# What you can conclude about signs of number $\lambda$ and $\omega$

Let matrix $A\in M_n(\mathbb R)$ is symetric matrix such that $a_{11}=-1,a_{22}=-1,a_{33}=1$ and spectrum of $A=\{\lambda,\omega\}$ such that $\lambda>\omega$. $N(A-\lambda I)=L(v_1,v_2)$ and $N(A-\omega I)=L(v_3)$ where is $v_1=(1,1,0),v_2=(1,1,1),v_3=(1,-1,0)$ .

What can conclude about signs of number \lambda and omega?And explain the answer.

I have more question about this matrix, but I know other question, since this matrix is not positive definite then does not mean that eigenvalues is positive, it is not even negative definite because for $e_3^TAe_3=a_{33}>0$, so does not mean that eigenvalue is negative, but only on what I doubt is that $\lambda>\omega$, but in spectrum it put first $\lambda$ then $\omega$ maybe that does not mean anything but, in some set you put first smaller number then bigger,bit since $A=A^T$ using spectral theorema $A=Q\Lambda Q^T$, there exist orthogonal eigenvectors so it mean that matrix A have three linear independent column, so eigenvalues is not zero, do you see more information?

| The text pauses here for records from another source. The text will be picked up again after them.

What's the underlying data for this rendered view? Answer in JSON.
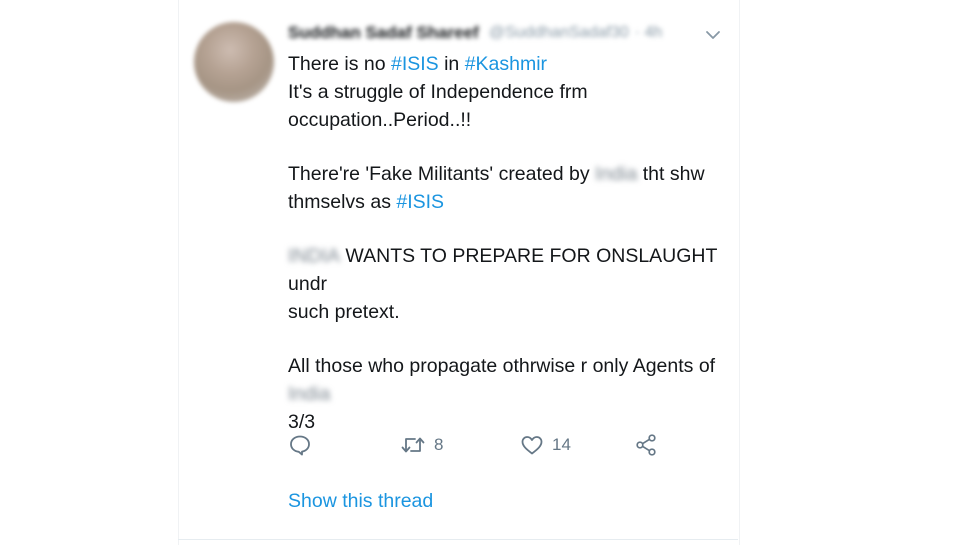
{
  "tweet": {
    "author_name": "Suddhan Sadaf Shareef",
    "author_handle": "@SuddhanSadaf30",
    "timestamp": "· 4h",
    "lines": {
      "l1_prefix": "There is no ",
      "l1_tag1": "#ISIS",
      "l1_mid": " in ",
      "l1_tag2": "#Kashmir",
      "l2": "It's a struggle of Independence frm",
      "l3": "occupation..Period..!!",
      "l4_prefix": "There're 'Fake Militants' created by ",
      "l4_blur": "India",
      "l4_suffix": " tht shw",
      "l5_prefix": "thmselvs as ",
      "l5_tag": "#ISIS",
      "l6_blur": "INDIA",
      "l6_suffix": " WANTS TO PREPARE FOR ONSLAUGHT undr",
      "l7": "such pretext.",
      "l8": "All those who propagate othrwise r only Agents of",
      "l9_blur": "India",
      "l10": "3/3"
    },
    "actions": {
      "retweet_count": "8",
      "like_count": "14"
    },
    "show_thread_label": "Show this thread"
  },
  "colors": {
    "link": "#1b95e0",
    "text": "#14171a",
    "muted": "#657786"
  },
  "icons": [
    "avatar",
    "chevron-down-icon",
    "reply-icon",
    "retweet-icon",
    "like-icon",
    "share-icon"
  ]
}
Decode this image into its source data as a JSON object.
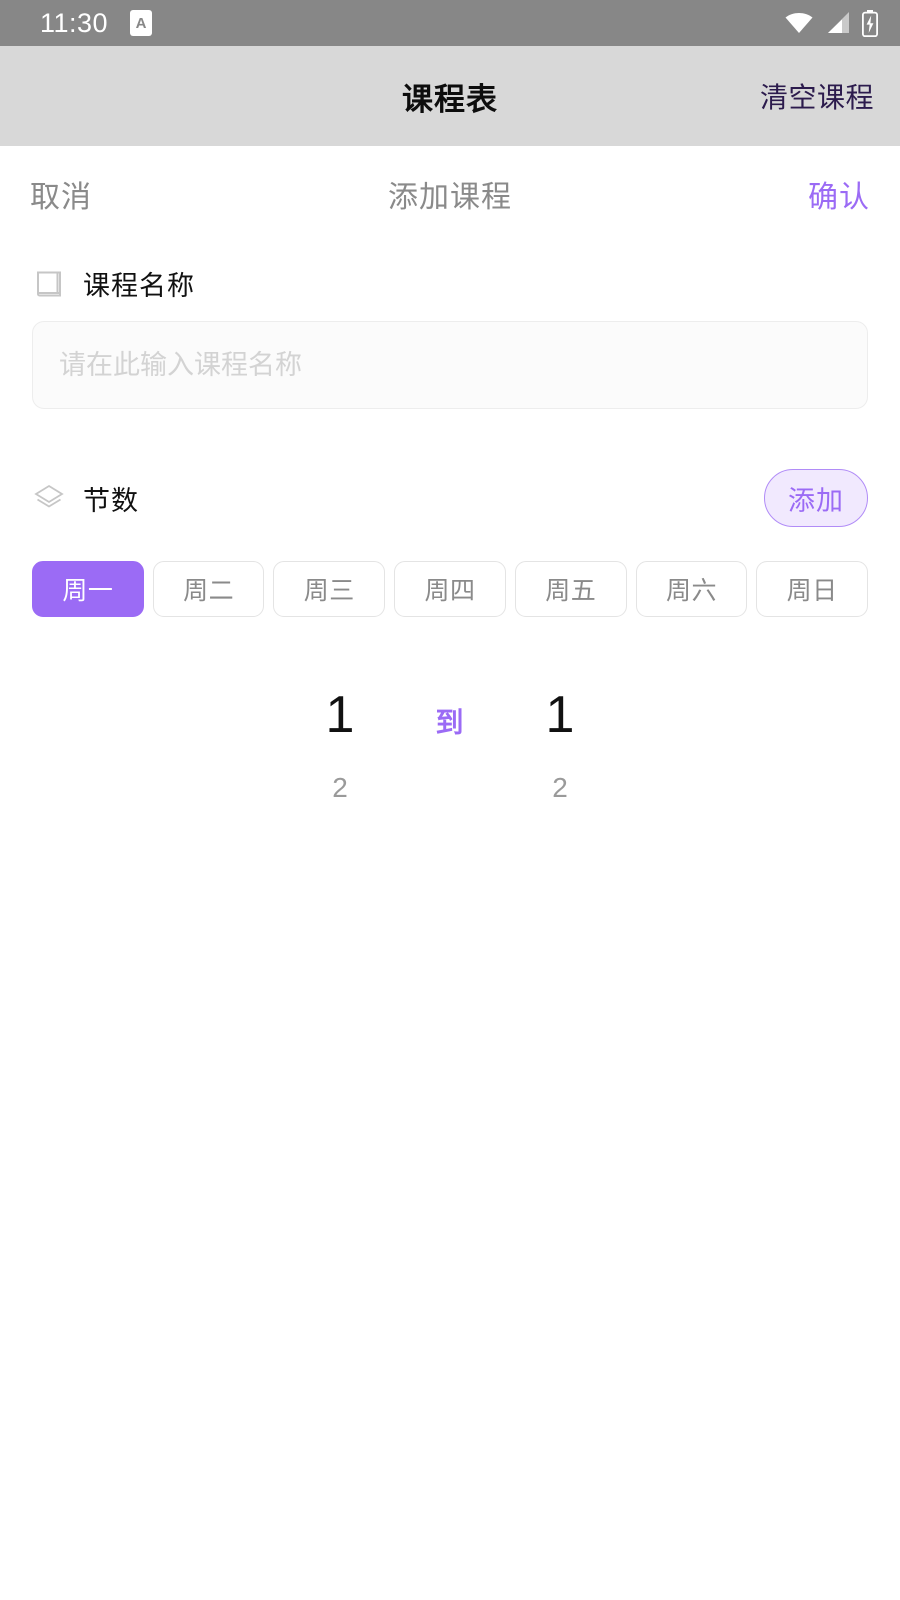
{
  "theme": {
    "accent_purple": "#9b6bf5",
    "accent_purple_soft": "#f1e9fe",
    "accent_purple_border": "#b18cf7",
    "header_bg": "#d8d8d8",
    "status_bar_bg": "#878787",
    "clear_action_color": "#2c1b4d",
    "muted_text": "#8a8a8a"
  },
  "status_bar": {
    "time": "11:30",
    "notification_letter": "A",
    "icons": [
      "wifi-icon",
      "cellular-signal-icon",
      "battery-charging-icon"
    ]
  },
  "app_header": {
    "title": "课程表",
    "clear_label": "清空课程"
  },
  "sheet": {
    "cancel_label": "取消",
    "title": "添加课程",
    "confirm_label": "确认"
  },
  "course_name": {
    "icon": "book-icon",
    "label": "课程名称",
    "value": "",
    "placeholder": "请在此输入课程名称"
  },
  "periods": {
    "icon": "layers-icon",
    "label": "节数",
    "add_label": "添加"
  },
  "day_tabs": {
    "selected_index": 0,
    "items": [
      {
        "label": "周一",
        "active": true
      },
      {
        "label": "周二",
        "active": false
      },
      {
        "label": "周三",
        "active": false
      },
      {
        "label": "周四",
        "active": false
      },
      {
        "label": "周五",
        "active": false
      },
      {
        "label": "周六",
        "active": false
      },
      {
        "label": "周日",
        "active": false
      }
    ]
  },
  "period_picker": {
    "separator_label": "到",
    "start": {
      "selected": "1",
      "next": "2"
    },
    "end": {
      "selected": "1",
      "next": "2"
    }
  }
}
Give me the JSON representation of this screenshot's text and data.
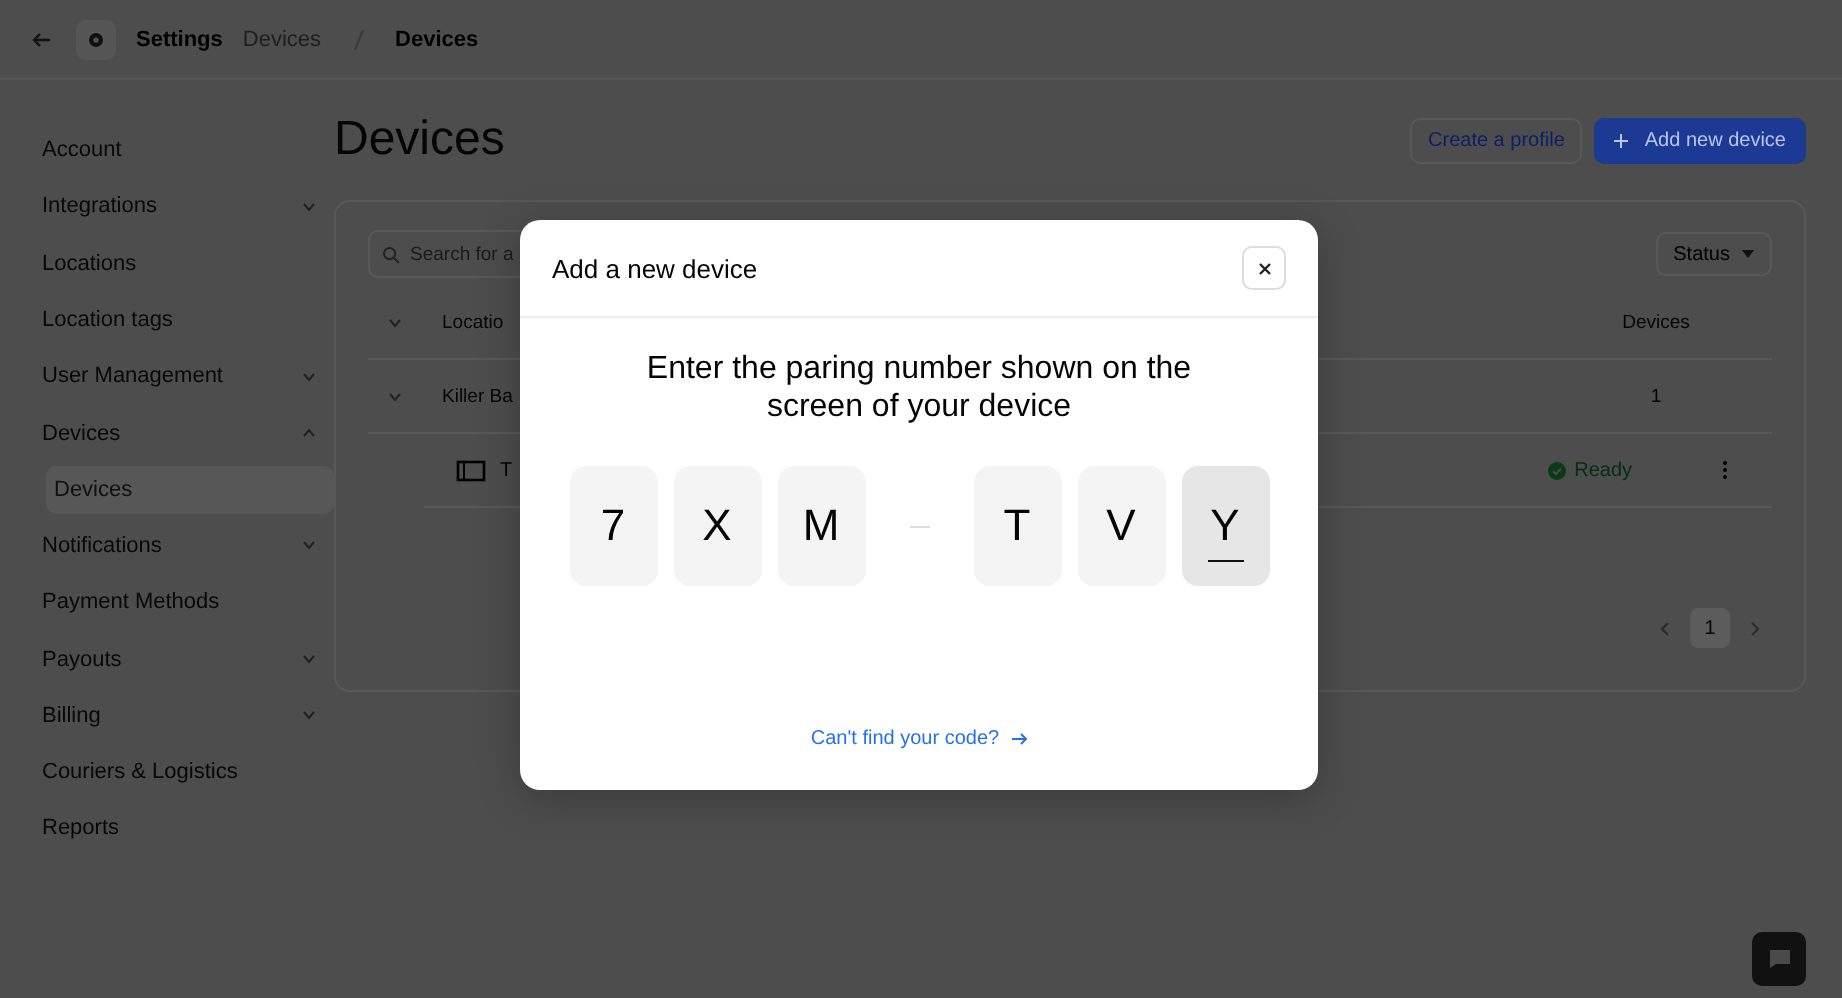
{
  "topbar": {
    "settings": "Settings",
    "breadcrumb": [
      "Devices",
      "Devices"
    ]
  },
  "sidebar": {
    "items": [
      {
        "label": "Account",
        "kind": "link"
      },
      {
        "label": "Integrations",
        "kind": "group",
        "expanded": false
      },
      {
        "label": "Locations",
        "kind": "link"
      },
      {
        "label": "Location tags",
        "kind": "link"
      },
      {
        "label": "User Management",
        "kind": "group",
        "expanded": false
      },
      {
        "label": "Devices",
        "kind": "group",
        "expanded": true,
        "children": [
          {
            "label": "Devices",
            "selected": true
          }
        ]
      },
      {
        "label": "Notifications",
        "kind": "group",
        "expanded": false
      },
      {
        "label": "Payment Methods",
        "kind": "link"
      },
      {
        "label": "Payouts",
        "kind": "group",
        "expanded": false
      },
      {
        "label": "Billing",
        "kind": "group",
        "expanded": false
      },
      {
        "label": "Couriers & Logistics",
        "kind": "link"
      },
      {
        "label": "Reports",
        "kind": "link"
      }
    ]
  },
  "page": {
    "title": "Devices",
    "buttons": [
      {
        "label": "Create a profile",
        "kind": "secondary"
      },
      {
        "label": "Add new device",
        "kind": "primary"
      }
    ]
  },
  "table": {
    "search": {
      "placeholder": "Search for a"
    },
    "filter": "Status",
    "columns": [
      "Locatio",
      "Devices"
    ],
    "rows": [
      {
        "name": "Killer Ba",
        "count": "1",
        "expanded": true,
        "children": [
          {
            "name": "T",
            "status": "Ready"
          }
        ]
      }
    ],
    "pages": [
      {
        "label": "1",
        "selected": true
      }
    ]
  },
  "modal": {
    "title": "Add a new device",
    "heading": "Enter the paring number shown on the screen of your device",
    "code": [
      {
        "char": "7",
        "selected": false
      },
      {
        "char": "X",
        "selected": false
      },
      {
        "char": "M",
        "selected": false
      },
      {
        "char": "T",
        "selected": false
      },
      {
        "char": "V",
        "selected": false
      },
      {
        "char": "Y",
        "selected": true
      }
    ],
    "link": "Can't find your code?"
  }
}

• Well, there is no such thing as "orthogonal eigenvalues," and a matrix may be orthogonally diagonalizable without having three independent columns. (But not in this case). However, given your information you can calculate $A$. What is the matrix $\Lambda$ -- precisely? Now to diagonalize $A$ orthogonally you need to produce an orthogonal basis out of your given three eigenvectors, but that is a routine process. Commented Sep 3, 2018 at 18:50
• Sorry orthogonal eigenvectors Commented Sep 3, 2018 at 19:13
• @JohnBrevik but what i can tell about signs of eigenvalue Commented Sep 3, 2018 at 19:15
• If a matrix is similar to a diagonal one, do you know how to read off the eigenvalues? Commented Sep 3, 2018 at 21:11

Clearly $n=3$ because $A$ diagonalizes so the eigenvectors span the space.
We have $$N(A - \lambda I) = \operatorname{span}\left\{\pmatrix{1 \\ 1 \\ 0}, \pmatrix{1 \\ 1 \\ 1}\right\} = \operatorname{span}\left\{\frac1{\sqrt2}\pmatrix{1 \\ 1 \\ 0}, \pmatrix{0 \\ 0 \\ 1}\right\}$$ $$N(A - \omega I) = \operatorname{span}\left\{\pmatrix{1 \\ -1 \\ 0}\right\} = \operatorname{span}\left\{\frac1{\sqrt2}\pmatrix{1 \\ -1 \\ 0}\right\}$$
so $A$ diagonalizes in the orthonormal basis $\left\{\frac1{\sqrt2}\pmatrix{1 \\ 1 \\ 0}, \pmatrix{0 \\ 0 \\ 1}, \frac1{\sqrt2}\pmatrix{1 \\ -1 \\ 0}\right\}$ to $D = \begin{bmatrix}\lambda & 0 & 0 \\ 0 & \lambda & 0 \\ 0 & 0 & \omega \end{bmatrix}$.
Therefore if we set $P = \begin{bmatrix} \frac1{\sqrt2} & 0 & \frac1{\sqrt2} \\ \frac1{\sqrt2} & 0 & -\frac1{\sqrt2} \\ 0 & 1 & 0\end{bmatrix}$ we have
$$\begin{bmatrix} -1 & * & * \\ * & -1 & * \\ * & * & 1 \\ \end{bmatrix} = A = PDP^T = \begin{bmatrix} \frac{\lambda}{2}+\frac{\omega}{2} & \frac{\lambda}{2}-\frac{\omega}{2} & 0 \\ \frac{\lambda}{2}-\frac{\omega}{2} & \frac{\lambda}{2}+\frac{\omega}{2} & 0 \\ 0 & 0 & \lambda \\ \end{bmatrix}$$
If follows that $\lambda = 1$ and $\omega = -3$.